In: African research studies in population information, education and communication, compiled and edited by Tony Johnston, Aart de Zeeuw, and Waithira Gikonyo. Nairobi, Kenya, United Nations Population Fund [UNFPA], 1991. 83-100.Researchers studied 62 pregnant women intending to not terminate their pregnancy and to continue their studies and 27 nonpregnant women to learn about female student fertility related behavior. They were all enrolled at the University of Zambia either during the 1987-1988 or 1989-1990 academic years. Methodology consisted of interviews, questionnaires, and focus group discussions. 68% of all women were single with 40% of them having at least 1 child. 75% of the women were sexually active. 42.7% knew traditional family planning methods with friends, grandmothers, and social aunts telling 25.9% of all the women about such methods. Yet mass media provided most women (49.4%) with knowledge about modern methods. 50.6% thought the pill to be the most effective method. >65% considered the 24-26 as the ideal age at marriage. The mean ideal family size was 3.5, somewhat less than family size for urban women in Zambia. 71.9% considered children to be assets since children are a means to social security (33%), self fulfillment (8%), and companionship (7%). 94.4% approved of family planning mainly for purposes of child spacing (29.2%), limiting (23.6), and spacing and limiting (32.6%). Even though they knew about and approved of family planning and claimed modern attitudes concerning ideal age at marriage and ideal family size, 62% of single pregnant students and 59% of married pregnant students did not use or regularly use contraception. This suggested that they considered early childbearing to be an asset. The leading reasons for contraception nonuse included perception of low pregnancy risk (40%) and desire for a child (28%). Only 3.2% claimed method failure. 64% of all women said partners did not approve of contraceptive use. Access to family planning and cost were not a problem.
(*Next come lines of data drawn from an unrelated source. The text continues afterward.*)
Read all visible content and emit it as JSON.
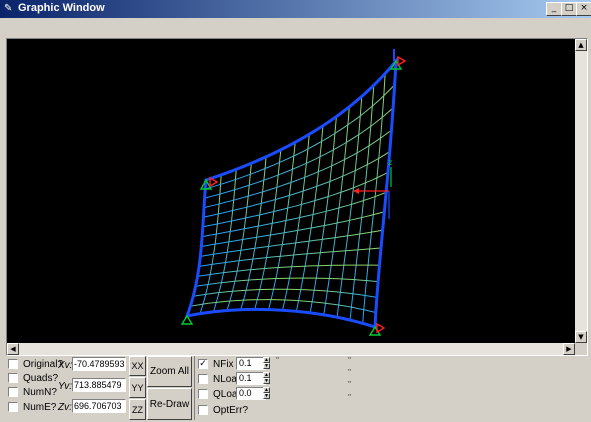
{
  "window": {
    "title": "Graphic Window",
    "app_icon": "pen-icon",
    "min_glyph": "_",
    "max_glyph": "□",
    "close_glyph": "×"
  },
  "colors": {
    "titlebar_start": "#0a246a",
    "titlebar_end": "#a6caf0",
    "canvas_bg": "#000000",
    "boundary": "#1a4cff",
    "mesh_top": "#8ed86a",
    "mesh_bottom": "#1ca0ff",
    "support": "#00cc33",
    "load": "#ff2020"
  },
  "options": [
    {
      "label": "Original?",
      "checked": false
    },
    {
      "label": "Quads?",
      "checked": false
    },
    {
      "label": "NumN?",
      "checked": false
    },
    {
      "label": "NumE?",
      "checked": false
    }
  ],
  "coords": {
    "xv_label": "Xv:",
    "xv_value": "-70.4789593",
    "yv_label": "Yv:",
    "yv_value": "713.885479",
    "zv_label": "Zv:",
    "zv_value": "696.706703"
  },
  "view_buttons": {
    "xx": "XX",
    "yy": "YY",
    "zz": "ZZ",
    "zoom_all": "Zoom All",
    "redraw": "Re-Draw"
  },
  "display_options": [
    {
      "label": "NFix",
      "checked": true,
      "value": "0.1"
    },
    {
      "label": "NLoad",
      "checked": false,
      "value": "0.1"
    },
    {
      "label": "QLoad",
      "checked": false,
      "value": "0.0"
    },
    {
      "label": "OptErr?",
      "checked": false
    }
  ]
}
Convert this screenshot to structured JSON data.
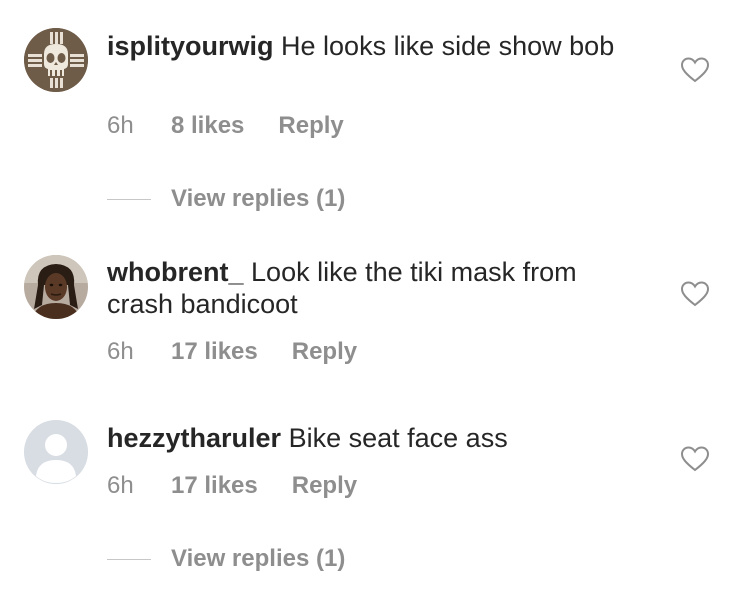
{
  "comments": [
    {
      "username": "isplityourwig",
      "text": "He looks like side show bob",
      "time": "6h",
      "likes": "8 likes",
      "reply": "Reply",
      "view_replies": "View replies (1)",
      "avatar": "punisher-skull-avatar"
    },
    {
      "username": "whobrent_",
      "text": "Look like the tiki mask from crash bandicoot",
      "time": "6h",
      "likes": "17 likes",
      "reply": "Reply",
      "avatar": "photo-avatar"
    },
    {
      "username": "hezzytharuler",
      "text": "Bike seat face ass",
      "time": "6h",
      "likes": "17 likes",
      "reply": "Reply",
      "view_replies": "View replies (1)",
      "avatar": "default-avatar"
    }
  ],
  "colors": {
    "text": "#262626",
    "secondary": "#8e8e8e"
  }
}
Only 22% of pregnant students said pregnancy would reduce their chances of marriage. In conclusion, many women became pregnant surreptitiously.
ASIA-PACIFIC POPIN BULLETIN. 1991 Jun; 3(2):7-11.George Walmsley, UNFPA country director for the Philippines, discusses demographic and economic conditions in the Philippines, and present plans to revitalize the national population program after 20 years of only modest achievements. The Philippines is a rapidly growing country with much poverty, unemployment and underemployment, uneven population distribution, and a large, highly dependent segment of children and youths under age 15. Initial thrusts of the population program were in favor of fertility reduction, ultimately changing to adopt a perspective more attuned to promoting overall family welfare. Concurrent with this change also came a shift from a clinic-based to community-based approach. Fertility declines have nonetheless grown weaker over the past 8-10 years. A large gap exists between family planning knowledge and practice, with contraceptive prevalence rates declining from 45% in 1986 to 36% in 1988. Behind this lackluster performance are a lack of consistent political support, discontinuities in program implementation, a lack of coordination among participating agencies, and obstacles to program implementation at the field level. The present government considers the revitalization of this program a priority concern. Mr. Walmsley discusses UNFPA's definition of a priority country, and what that means for the Philippines in terms of resources nd future activities. He further responds to questions about the expected effect of the Catholic church upon program implementation and success, non-governmental organization involvement, the role of information and information systems in the program, the relationship between population, environment and sustainable development, and the status of women and its effect on population.